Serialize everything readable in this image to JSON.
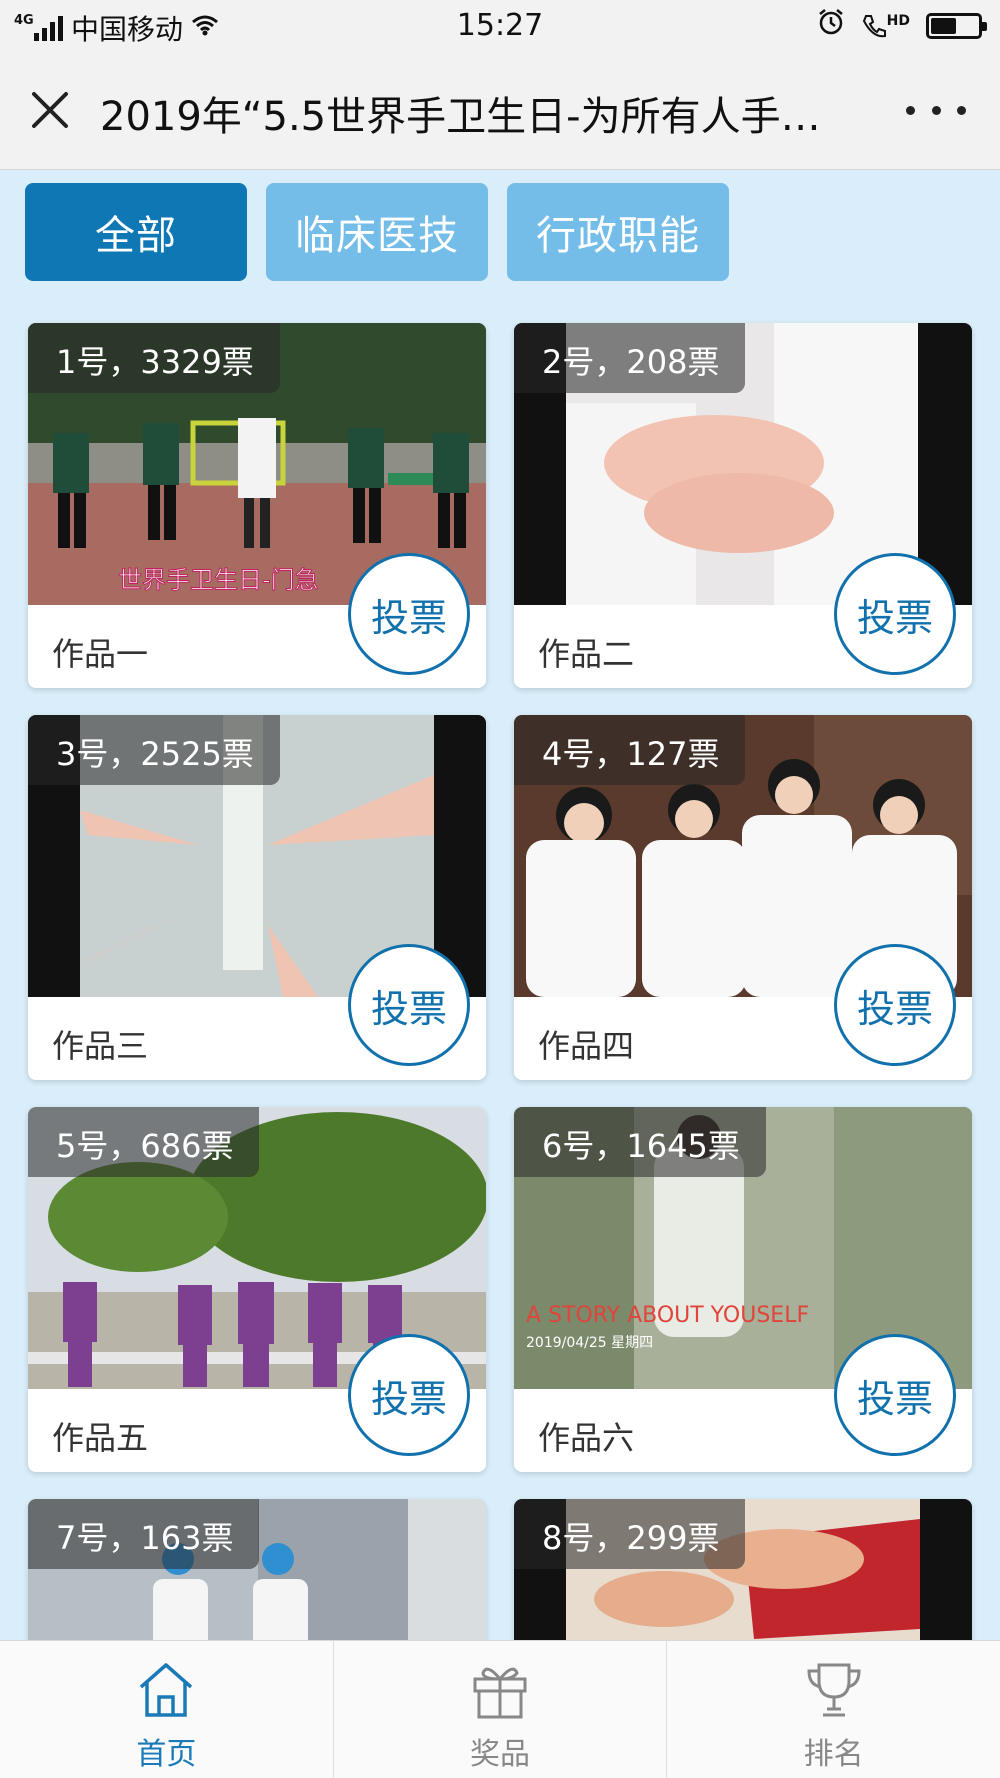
{
  "status_bar": {
    "network": "4G",
    "carrier": "中国移动",
    "time": "15:27",
    "hd": "HD",
    "battery_level": 0.55
  },
  "title_bar": {
    "title": "2019年“5.5世界手卫生日-为所有人手…"
  },
  "filters": [
    {
      "label": "全部",
      "active": true
    },
    {
      "label": "临床医技",
      "active": false
    },
    {
      "label": "行政职能",
      "active": false
    }
  ],
  "vote_button_label": "投票",
  "entries": [
    {
      "badge": "1号，3329票",
      "name": "作品一",
      "thumb_text": "世界手卫生日-门急"
    },
    {
      "badge": "2号，208票",
      "name": "作品二"
    },
    {
      "badge": "3号，2525票",
      "name": "作品三"
    },
    {
      "badge": "4号，127票",
      "name": "作品四"
    },
    {
      "badge": "5号，686票",
      "name": "作品五"
    },
    {
      "badge": "6号，1645票",
      "name": "作品六",
      "thumb_text": "A STORY ABOUT YOUSELF",
      "thumb_subtext": "2019/04/25 星期四"
    },
    {
      "badge": "7号，163票"
    },
    {
      "badge": "8号，299票"
    }
  ],
  "bottom_nav": [
    {
      "label": "首页",
      "icon": "home-icon",
      "active": true
    },
    {
      "label": "奖品",
      "icon": "gift-icon",
      "active": false
    },
    {
      "label": "排名",
      "icon": "trophy-icon",
      "active": false
    }
  ],
  "colors": {
    "accent": "#0f78b4",
    "tab_inactive": "#74bde9",
    "page_bg": "#d9eefa",
    "vote_button": "#1171ad"
  }
}
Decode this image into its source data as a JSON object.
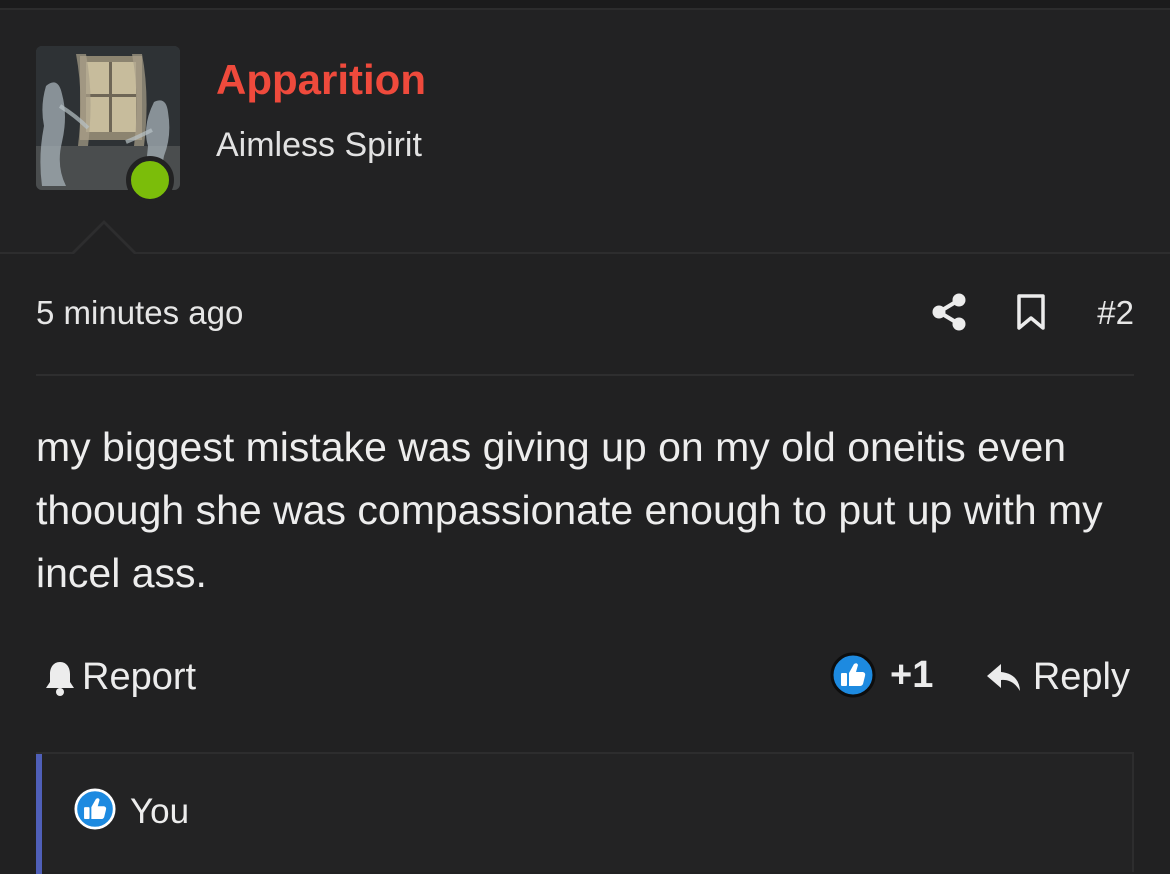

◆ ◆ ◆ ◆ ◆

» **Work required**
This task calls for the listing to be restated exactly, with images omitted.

» **Output of the task**
Serialize everything readable in this image to JSON.
{
  "status_bar": {
    "network": "4G",
    "carrier": "中国移动",
    "time": "15:27",
    "hd": "HD",
    "battery_level": 0.55
  },
  "title_bar": {
    "title": "2019年“5.5世界手卫生日-为所有人手…"
  },
  "filters": [
    {
      "label": "全部",
      "active": true
    },
    {
      "label": "临床医技",
      "active": false
    },
    {
      "label": "行政职能",
      "active": false
    }
  ],
  "vote_button_label": "投票",
  "entries": [
    {
      "badge": "1号，3329票",
      "name": "作品一",
      "thumb_text": "世界手卫生日-门急"
    },
    {
      "badge": "2号，208票",
      "name": "作品二"
    },
    {
      "badge": "3号，2525票",
      "name": "作品三"
    },
    {
      "badge": "4号，127票",
      "name": "作品四"
    },
    {
      "badge": "5号，686票",
      "name": "作品五"
    },
    {
      "badge": "6号，1645票",
      "name": "作品六",
      "thumb_text": "A STORY ABOUT YOUSELF",
      "thumb_subtext": "2019/04/25 星期四"
    },
    {
      "badge": "7号，163票"
    },
    {
      "badge": "8号，299票"
    }
  ],
  "bottom_nav": [
    {
      "label": "首页",
      "icon": "home-icon",
      "active": true
    },
    {
      "label": "奖品",
      "icon": "gift-icon",
      "active": false
    },
    {
      "label": "排名",
      "icon": "trophy-icon",
      "active": false
    }
  ],
  "colors": {
    "accent": "#0f78b4",
    "tab_inactive": "#74bde9",
    "page_bg": "#d9eefa",
    "vote_button": "#1171ad"
  }
}
Decode this image into its source data as a JSON object.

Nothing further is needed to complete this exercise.